“It’s like any player in our program,” Ferentz said. “I think any coach wants what’s best for the individual.
“That was Jake’s decision all the way. And, certainly, we did all we could to cooperate and help him with whatever path he chose to take.”
Iowa was represented by three players at Thursday’s annual media event – senior center Austin Blythe, senior defensive end Drew Ott and senior free safety Jordan Lomax. All three players assumed they would be asked about the quarterback controversy, and about new starting quarterback C.J. Beathard, and they were right.
“Fifty-fifty,” Lomax said when asked if he had answered more questions about himself or about Iowa’s quarterback situation. “Definitely, I was expecting that.”
Blythe dealt with questions about the quarterbacks from more than just the media.
“I’ve gotten that a few times, not even from media people, just from fans or friends,” Blythe said.
One of the harsh realities about Iowa football is that nobody outside of its own fans and media seem to care much about the Hawkeyes unless they’re winning big or creating controversy.
That’s also the case with Illinois, which is dealing with allegations of player abuse involving head coach Tim Beckman. Nobody cares that Illinois played in a bowl game last season, not when the head coach is accused of abusing his players.
It had to be rough on the three Illinois players who attended this year’s event because they spent most of their time on Thursday answering questions about the allegations against Beckman.
That’s why Beathard should be grateful that Ferentz kept him home because Beathard probably would’ve been asked more about his competition with Rudock last season than about the upcoming season.
The only way for Iowa to become relevant again is to win and win big. Seven or eight victories won’t cut it under the current circumstances because the Hawkeyes have done that before under Ferentz, including in each of the past two seasons when Iowa won seven and eight games, respectively.
It’s always a neat story when Iowa has success, because as a developmental program, it takes on that little-engine-that-could mentality.
But when the Hawkeyes struggle, the attention quickly fades. And that’s what is happening now.
Ferentz, who turns 60 years old on Saturday, is the dean of Big Ten coaches by a long shot, so his story has been told over and over. I’m not suggesting that he is old news, but there isn’t much left to say about a coach who is entering his 17th season for a program that has combined to finish 34-30 over the last five seasons, including 19-21 in Big Ten games. Ferentz was surrounded by about a dozen reporters while answering questions at a round table on Thursday. So it wasn’t as if he was being ignored, although, most of the reporters were from Iowa.
Ferentz said Thursday that he takes some of the criticism personally because he cares about his job.
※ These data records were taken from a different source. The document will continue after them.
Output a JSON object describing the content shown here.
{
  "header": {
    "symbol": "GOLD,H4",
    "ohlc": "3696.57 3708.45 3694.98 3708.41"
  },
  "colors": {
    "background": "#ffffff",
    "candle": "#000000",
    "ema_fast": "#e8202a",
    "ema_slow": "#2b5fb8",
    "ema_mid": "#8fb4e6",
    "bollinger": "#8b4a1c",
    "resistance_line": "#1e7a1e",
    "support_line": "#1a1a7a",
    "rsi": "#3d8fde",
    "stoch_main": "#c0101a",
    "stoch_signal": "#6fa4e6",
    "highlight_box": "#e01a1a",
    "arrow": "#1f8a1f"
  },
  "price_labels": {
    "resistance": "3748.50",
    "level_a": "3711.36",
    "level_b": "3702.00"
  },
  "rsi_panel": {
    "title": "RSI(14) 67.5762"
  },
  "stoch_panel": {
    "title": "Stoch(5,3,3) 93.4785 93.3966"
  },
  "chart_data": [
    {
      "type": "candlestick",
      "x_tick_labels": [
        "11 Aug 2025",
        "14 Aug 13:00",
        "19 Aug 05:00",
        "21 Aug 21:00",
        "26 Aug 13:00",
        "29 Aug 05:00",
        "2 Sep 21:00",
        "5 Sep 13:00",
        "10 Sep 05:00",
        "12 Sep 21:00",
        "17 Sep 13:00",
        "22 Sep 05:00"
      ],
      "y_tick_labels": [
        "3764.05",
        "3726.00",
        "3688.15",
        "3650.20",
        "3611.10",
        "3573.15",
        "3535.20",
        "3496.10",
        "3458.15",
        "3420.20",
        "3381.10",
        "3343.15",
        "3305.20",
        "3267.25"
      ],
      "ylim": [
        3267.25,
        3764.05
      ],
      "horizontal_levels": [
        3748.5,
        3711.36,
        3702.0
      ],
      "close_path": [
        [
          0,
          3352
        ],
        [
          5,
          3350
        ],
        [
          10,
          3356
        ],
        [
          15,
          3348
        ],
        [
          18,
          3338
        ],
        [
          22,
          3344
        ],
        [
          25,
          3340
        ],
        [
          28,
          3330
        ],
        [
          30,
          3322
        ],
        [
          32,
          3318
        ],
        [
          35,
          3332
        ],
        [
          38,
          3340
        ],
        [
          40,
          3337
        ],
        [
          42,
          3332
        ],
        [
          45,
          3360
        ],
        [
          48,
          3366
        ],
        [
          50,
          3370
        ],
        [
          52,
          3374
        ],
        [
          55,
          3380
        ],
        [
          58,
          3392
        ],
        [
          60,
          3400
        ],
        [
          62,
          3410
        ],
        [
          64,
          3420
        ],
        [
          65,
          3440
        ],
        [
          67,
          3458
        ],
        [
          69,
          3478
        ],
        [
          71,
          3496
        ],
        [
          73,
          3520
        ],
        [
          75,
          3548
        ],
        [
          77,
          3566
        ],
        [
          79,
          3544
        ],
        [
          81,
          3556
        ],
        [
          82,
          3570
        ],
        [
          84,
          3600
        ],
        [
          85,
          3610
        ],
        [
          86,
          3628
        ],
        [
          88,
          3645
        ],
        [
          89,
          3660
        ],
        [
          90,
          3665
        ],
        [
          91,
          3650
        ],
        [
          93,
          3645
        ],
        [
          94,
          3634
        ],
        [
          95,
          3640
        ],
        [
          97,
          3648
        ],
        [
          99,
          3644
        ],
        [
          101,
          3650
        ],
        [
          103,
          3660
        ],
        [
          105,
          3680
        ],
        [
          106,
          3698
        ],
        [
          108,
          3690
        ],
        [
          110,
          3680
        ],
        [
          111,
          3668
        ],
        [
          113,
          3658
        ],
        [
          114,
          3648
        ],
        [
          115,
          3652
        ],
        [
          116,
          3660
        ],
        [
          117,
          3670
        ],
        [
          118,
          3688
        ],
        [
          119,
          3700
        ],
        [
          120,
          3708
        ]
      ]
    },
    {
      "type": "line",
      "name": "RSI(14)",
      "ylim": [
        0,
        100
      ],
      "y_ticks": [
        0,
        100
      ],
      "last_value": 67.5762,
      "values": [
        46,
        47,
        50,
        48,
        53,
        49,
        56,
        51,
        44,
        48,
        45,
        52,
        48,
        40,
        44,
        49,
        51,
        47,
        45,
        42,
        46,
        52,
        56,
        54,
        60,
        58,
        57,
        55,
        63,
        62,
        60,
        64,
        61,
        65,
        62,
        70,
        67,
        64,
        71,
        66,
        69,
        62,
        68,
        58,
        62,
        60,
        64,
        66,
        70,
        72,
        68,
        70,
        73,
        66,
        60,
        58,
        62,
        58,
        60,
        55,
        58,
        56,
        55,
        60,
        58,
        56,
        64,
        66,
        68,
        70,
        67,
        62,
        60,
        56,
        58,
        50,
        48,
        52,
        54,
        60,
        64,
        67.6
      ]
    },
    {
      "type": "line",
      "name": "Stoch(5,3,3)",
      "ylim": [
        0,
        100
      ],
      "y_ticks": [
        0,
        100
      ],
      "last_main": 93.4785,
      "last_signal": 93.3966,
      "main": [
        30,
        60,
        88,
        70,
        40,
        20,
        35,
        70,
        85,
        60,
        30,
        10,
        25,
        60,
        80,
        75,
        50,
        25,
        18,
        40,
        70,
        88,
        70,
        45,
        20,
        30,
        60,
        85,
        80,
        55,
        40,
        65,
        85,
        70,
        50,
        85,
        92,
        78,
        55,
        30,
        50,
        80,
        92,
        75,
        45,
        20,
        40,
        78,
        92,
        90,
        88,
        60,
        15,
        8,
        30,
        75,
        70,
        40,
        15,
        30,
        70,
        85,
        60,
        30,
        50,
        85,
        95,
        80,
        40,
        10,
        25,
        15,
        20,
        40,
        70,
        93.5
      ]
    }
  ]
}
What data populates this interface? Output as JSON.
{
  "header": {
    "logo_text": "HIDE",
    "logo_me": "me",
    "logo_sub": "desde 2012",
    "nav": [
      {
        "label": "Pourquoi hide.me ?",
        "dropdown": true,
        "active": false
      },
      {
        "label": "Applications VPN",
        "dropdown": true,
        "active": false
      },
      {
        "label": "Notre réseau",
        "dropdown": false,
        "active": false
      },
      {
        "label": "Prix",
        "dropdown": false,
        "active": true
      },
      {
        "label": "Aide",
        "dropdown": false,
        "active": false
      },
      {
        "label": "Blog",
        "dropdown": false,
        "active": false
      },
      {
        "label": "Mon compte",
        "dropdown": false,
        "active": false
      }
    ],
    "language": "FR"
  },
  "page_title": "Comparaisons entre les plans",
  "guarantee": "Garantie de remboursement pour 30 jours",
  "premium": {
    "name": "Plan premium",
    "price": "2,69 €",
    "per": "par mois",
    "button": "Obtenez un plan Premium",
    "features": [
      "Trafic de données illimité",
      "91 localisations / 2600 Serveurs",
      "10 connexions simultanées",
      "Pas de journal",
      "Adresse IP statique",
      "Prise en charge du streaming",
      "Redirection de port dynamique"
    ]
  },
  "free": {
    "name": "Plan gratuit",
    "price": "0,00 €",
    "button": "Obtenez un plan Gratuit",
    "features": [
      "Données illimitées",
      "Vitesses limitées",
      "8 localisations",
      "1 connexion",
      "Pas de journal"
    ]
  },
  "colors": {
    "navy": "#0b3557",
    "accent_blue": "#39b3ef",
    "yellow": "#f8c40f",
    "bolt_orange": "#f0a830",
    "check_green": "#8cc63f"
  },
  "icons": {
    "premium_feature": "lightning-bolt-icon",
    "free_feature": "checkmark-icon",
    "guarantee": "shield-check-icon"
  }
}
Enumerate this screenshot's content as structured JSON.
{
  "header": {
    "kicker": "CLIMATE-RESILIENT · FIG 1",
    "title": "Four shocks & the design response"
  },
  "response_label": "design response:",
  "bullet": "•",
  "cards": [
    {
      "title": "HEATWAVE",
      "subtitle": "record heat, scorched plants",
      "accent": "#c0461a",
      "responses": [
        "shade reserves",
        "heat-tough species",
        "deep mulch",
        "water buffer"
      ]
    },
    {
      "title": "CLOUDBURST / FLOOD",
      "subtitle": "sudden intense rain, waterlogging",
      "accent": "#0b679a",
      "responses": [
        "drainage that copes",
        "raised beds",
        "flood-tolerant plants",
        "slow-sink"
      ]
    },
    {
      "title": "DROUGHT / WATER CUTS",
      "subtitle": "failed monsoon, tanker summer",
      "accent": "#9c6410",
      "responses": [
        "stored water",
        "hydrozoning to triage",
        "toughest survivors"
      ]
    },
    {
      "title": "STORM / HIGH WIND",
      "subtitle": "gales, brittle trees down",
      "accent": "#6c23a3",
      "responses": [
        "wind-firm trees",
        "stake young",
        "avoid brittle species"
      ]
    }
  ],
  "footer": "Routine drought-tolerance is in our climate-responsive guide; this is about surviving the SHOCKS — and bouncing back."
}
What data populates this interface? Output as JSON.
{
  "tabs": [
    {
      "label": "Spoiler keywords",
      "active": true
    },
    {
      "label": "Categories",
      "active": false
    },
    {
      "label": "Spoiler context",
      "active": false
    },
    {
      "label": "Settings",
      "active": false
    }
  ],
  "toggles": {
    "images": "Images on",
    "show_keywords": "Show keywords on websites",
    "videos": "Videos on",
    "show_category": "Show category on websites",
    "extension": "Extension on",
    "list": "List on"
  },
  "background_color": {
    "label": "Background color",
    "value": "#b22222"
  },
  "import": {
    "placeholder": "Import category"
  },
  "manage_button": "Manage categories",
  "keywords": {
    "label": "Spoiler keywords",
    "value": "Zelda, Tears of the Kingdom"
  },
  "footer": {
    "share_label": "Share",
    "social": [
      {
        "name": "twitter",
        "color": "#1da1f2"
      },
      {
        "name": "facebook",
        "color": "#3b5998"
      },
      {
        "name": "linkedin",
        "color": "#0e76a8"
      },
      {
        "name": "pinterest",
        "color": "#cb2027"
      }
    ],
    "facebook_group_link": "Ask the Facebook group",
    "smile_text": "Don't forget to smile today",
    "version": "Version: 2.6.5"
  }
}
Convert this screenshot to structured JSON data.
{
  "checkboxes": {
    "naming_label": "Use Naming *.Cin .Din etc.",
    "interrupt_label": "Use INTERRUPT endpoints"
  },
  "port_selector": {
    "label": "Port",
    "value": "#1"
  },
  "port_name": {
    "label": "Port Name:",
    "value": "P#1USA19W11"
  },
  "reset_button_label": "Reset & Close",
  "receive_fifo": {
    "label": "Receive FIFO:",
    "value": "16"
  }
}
For him, and for Hawkeye fans, there is nothing bigger than Iowa football.
Unfortunately, at this event, Iowa is mostly a sidebar.
That’s the price you pay for being mediocre for too long.